Please return every line in the entries below with the word "Access" in it.

▶ [DATASET]:
----------------
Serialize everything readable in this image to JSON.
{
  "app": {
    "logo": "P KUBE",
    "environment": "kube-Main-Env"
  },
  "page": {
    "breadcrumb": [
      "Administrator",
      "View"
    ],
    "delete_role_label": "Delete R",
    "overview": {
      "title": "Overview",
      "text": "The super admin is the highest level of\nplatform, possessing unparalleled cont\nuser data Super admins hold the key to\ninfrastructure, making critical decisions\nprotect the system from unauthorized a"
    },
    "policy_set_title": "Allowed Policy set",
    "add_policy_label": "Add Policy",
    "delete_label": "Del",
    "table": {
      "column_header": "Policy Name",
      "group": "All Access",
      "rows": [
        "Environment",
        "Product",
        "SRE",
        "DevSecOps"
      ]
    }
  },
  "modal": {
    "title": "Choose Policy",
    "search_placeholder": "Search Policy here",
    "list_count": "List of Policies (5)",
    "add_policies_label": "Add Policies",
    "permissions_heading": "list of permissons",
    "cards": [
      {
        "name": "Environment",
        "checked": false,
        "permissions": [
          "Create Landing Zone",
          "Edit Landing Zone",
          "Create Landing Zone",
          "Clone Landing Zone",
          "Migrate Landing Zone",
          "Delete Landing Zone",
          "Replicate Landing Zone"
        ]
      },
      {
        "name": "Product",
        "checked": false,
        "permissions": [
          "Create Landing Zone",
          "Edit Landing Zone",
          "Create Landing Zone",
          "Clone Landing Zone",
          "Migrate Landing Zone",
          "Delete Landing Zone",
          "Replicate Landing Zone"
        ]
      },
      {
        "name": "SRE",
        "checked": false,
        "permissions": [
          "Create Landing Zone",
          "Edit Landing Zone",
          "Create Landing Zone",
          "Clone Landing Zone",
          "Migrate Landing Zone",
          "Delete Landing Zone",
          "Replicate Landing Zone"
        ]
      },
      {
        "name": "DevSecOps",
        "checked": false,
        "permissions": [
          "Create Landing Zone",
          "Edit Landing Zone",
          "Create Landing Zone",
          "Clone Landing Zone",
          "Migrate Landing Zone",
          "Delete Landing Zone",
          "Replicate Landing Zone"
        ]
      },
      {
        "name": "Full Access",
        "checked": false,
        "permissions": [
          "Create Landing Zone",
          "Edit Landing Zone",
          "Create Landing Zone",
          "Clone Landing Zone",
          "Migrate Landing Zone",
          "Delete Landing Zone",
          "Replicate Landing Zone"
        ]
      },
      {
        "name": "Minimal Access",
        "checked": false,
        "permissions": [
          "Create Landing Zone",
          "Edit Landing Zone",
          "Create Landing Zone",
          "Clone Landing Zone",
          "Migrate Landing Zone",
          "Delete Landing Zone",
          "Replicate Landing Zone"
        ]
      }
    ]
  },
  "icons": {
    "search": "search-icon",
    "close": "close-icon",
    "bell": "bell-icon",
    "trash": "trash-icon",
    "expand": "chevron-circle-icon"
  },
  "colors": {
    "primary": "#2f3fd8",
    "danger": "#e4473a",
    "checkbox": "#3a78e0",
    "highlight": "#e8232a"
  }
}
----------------
▶ [TASK ANSWER]:
      "group": "All Access",
        "name": "Full Access",
        "name": "Minimal Access",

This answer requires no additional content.